Amazon’s head of hardware said the Astro robot, which was unveiled last year and only made available to a handful, is expected to become more widely available in the coming months.
Dave Limp, Senior Vice President, Devices and Services, said Amazon is still working on issues with Astro’s ability to find and reach customers’ homes.
Astro robot is coming soon
Limp said in an interview that the robot’s widespread availability “will not be in a year,” and that it will likely happen sooner, but he was reluctant to make a date, adding, “I think we are close, and we have some problems to solve, but they are easy.” The solution”.
Despite the ongoing work on the robot, “Astro” led the scene in the event of the unveiling of the new “Amazon” device on Wednesday, when the company announced its aspiration to turn the robot into a corporate security guard transform,
The announcement came amid the unveiling of a range of products; Among them is the debut of the Kindle, a sleep tracker and e-reader that allows users to write on digital pages.
Amazon’s Ring also unveiled some new home security cameras and other updated hardware. The new Ring camera, Spotlight Cam Pro, features the company’s most prominent new devices, launched at the event.
Relying on radar to detect 3D motion and panoramic view, features previously available in Range’s advanced doorbells allow a better picture of the surrounding space, but are now within everyone’s reach.
Regardless of Astro’s fate, home robots are poised to become a bigger part of Amazon devices, as the company announced last August its plans to buy IRobot Corp., maker of the Roomba device, for $1.65 billion.
But completing the deal still requires regulatory approval from many governments around the world, while Limp told Bloomberg TV on Wednesday that he was optimistic about completing the deal.
With a starting price of $1,000 and rising to $1,450 after the trial period, Astro will likely remain a niche product like Amazon’s Kindle or Echo smart speakers, but Limp and his team are considering plans for a broader release. The week, according to the interview, is that they are only trying to improve navigation capabilities, before Amazon rolls out the robot to all potential customers. Limp said the Astro robot could still be confusing if used in rarefied floor-to-ceiling glass rooms, or if located near a mirror.

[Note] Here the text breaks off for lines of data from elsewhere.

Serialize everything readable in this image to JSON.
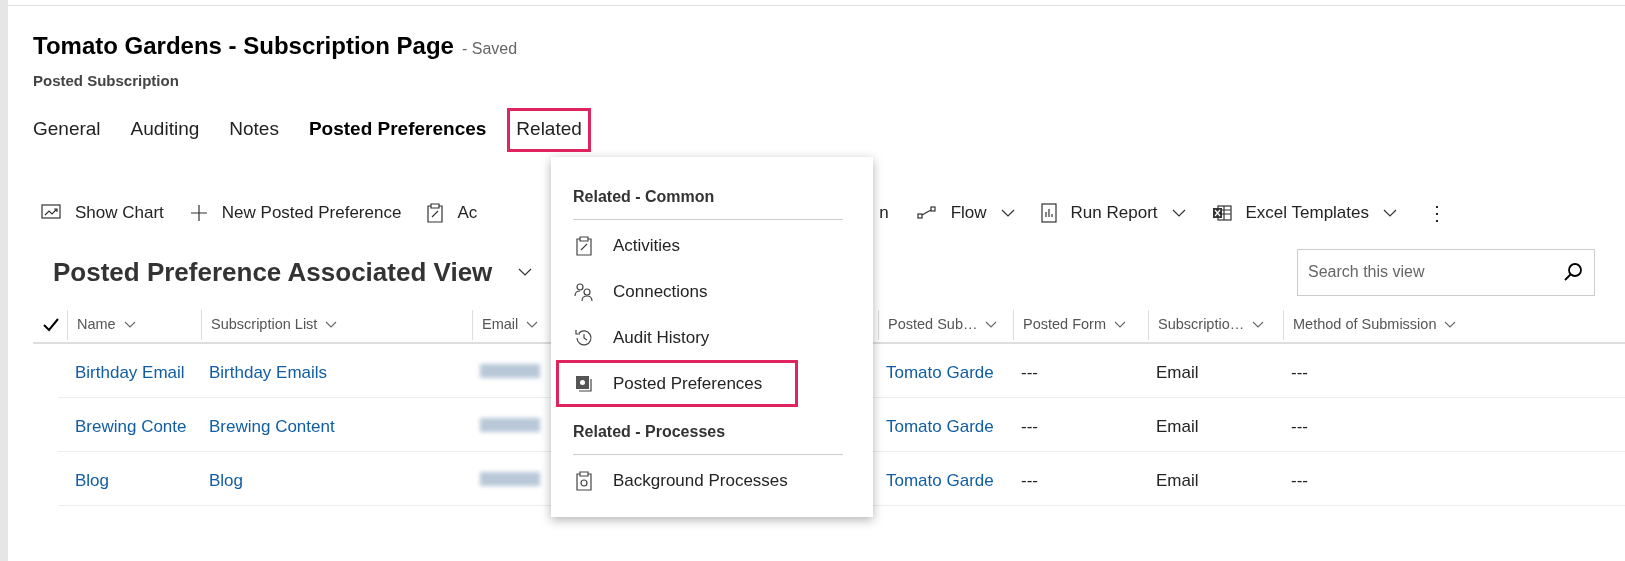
{
  "header": {
    "title": "Tomato Gardens - Subscription Page",
    "status": "- Saved",
    "entity": "Posted Subscription"
  },
  "tabs": [
    {
      "label": "General",
      "selected": false,
      "highlighted": false
    },
    {
      "label": "Auditing",
      "selected": false,
      "highlighted": false
    },
    {
      "label": "Notes",
      "selected": false,
      "highlighted": false
    },
    {
      "label": "Posted Preferences",
      "selected": true,
      "highlighted": false
    },
    {
      "label": "Related",
      "selected": false,
      "highlighted": true
    }
  ],
  "toolbar": [
    {
      "kind": "chart",
      "label": "Show Chart",
      "dropdown": false
    },
    {
      "kind": "plus",
      "label": "New Posted Preference",
      "dropdown": false
    },
    {
      "kind": "activity",
      "label": "Ac",
      "dropdown": false
    },
    {
      "kind": "fragment",
      "label": "n"
    },
    {
      "kind": "flow",
      "label": "Flow",
      "dropdown": true
    },
    {
      "kind": "report",
      "label": "Run Report",
      "dropdown": true
    },
    {
      "kind": "excel",
      "label": "Excel Templates",
      "dropdown": true
    },
    {
      "kind": "more",
      "label": "⋮"
    }
  ],
  "view": {
    "title": "Posted Preference Associated View",
    "search_placeholder": "Search this view"
  },
  "table": {
    "columns": [
      "Name",
      "Subscription List",
      "Email",
      "Posted Sub…",
      "Posted Form",
      "Subscriptio…",
      "Method of Submission"
    ],
    "rows": [
      [
        "Birthday Email",
        "Birthday Emails",
        "",
        "Tomato Garde",
        "---",
        "Email",
        "---"
      ],
      [
        "Brewing Conte",
        "Brewing Content",
        "",
        "Tomato Garde",
        "---",
        "Email",
        "---"
      ],
      [
        "Blog",
        "Blog",
        "",
        "Tomato Garde",
        "---",
        "Email",
        "---"
      ]
    ]
  },
  "related_menu": {
    "sections": [
      {
        "heading": "Related - Common",
        "items": [
          {
            "kind": "activities",
            "label": "Activities",
            "highlighted": false
          },
          {
            "kind": "connections",
            "label": "Connections",
            "highlighted": false
          },
          {
            "kind": "history",
            "label": "Audit History",
            "highlighted": false
          },
          {
            "kind": "preferences",
            "label": "Posted Preferences",
            "highlighted": true
          }
        ]
      },
      {
        "heading": "Related - Processes",
        "items": [
          {
            "kind": "processes",
            "label": "Background Processes",
            "highlighted": false
          }
        ]
      }
    ]
  }
}
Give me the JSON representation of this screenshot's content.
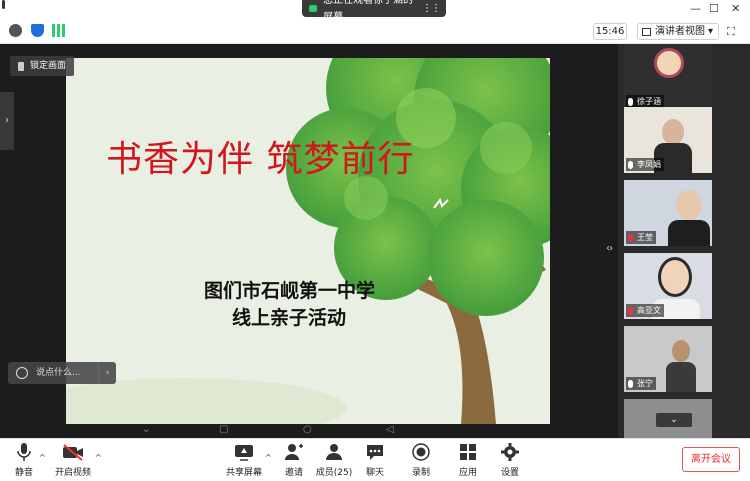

Limp mentioned that Amazon had previously hoped to ship its first Astro units to customers who ordered the robot before the end of 2021, but supply chain constraints prevented that until late January or February.
According to Limp, adding sensors and four processors to the Astro makes it powerful enough to reassure Amazon engineers that it won’t fall down the stairs, but it has added to the product’s vulnerability to supply shortages.
“I don’t think we’ve made it, but I’m starting to see a light at the end of the tunnel,” Limp told Bloomberg TV.
He notes that hundreds of thousands of people have ordered Astro, but he’s not sure how many of those inquiries will turn into actual sales.
Initial reviewers and some customers said the device, which looks a bit like a tablet computer attached to a cup holder on wheels, was very attractive but lacked necessary features, and Limp said his teams are working to adding more personality to Astro’s answers. On questions.
He explained that he was also surprised by the companies’ strong demand for the device, which led Amazon’s Ring to envision Astro’s potential as a security guard.
Ring is working on a pilot project to expand the security monitoring service to take advantage of the capabilities of “ASTRO”, where the robot can review alerts, observe scenes with its cameras and notify the security centers contracted with “Ring” of cases in which it may be necessary to call the police, and “Ring” plans to test the service with a group of Small businesses over the coming months.
Amazon acquired Ring in 2018 and turned it into one of its hardware companies, in addition to using Astro technology, which adds more capabilities and intelligence to its security equipment.
The new radar technology in the Spotlight Cam Pro cameras from Ring allows for better measurement of body distance and alerts with greater accuracy, addressing the complaint of some Range owners about the possibility that current cameras and motion sensors set off false alarms.
The radar system helps the camera to more accurately identify objects or know if there is a person in the frame, and the panoramic view function shows an overhead image of the movements captured by the “Ring” devices.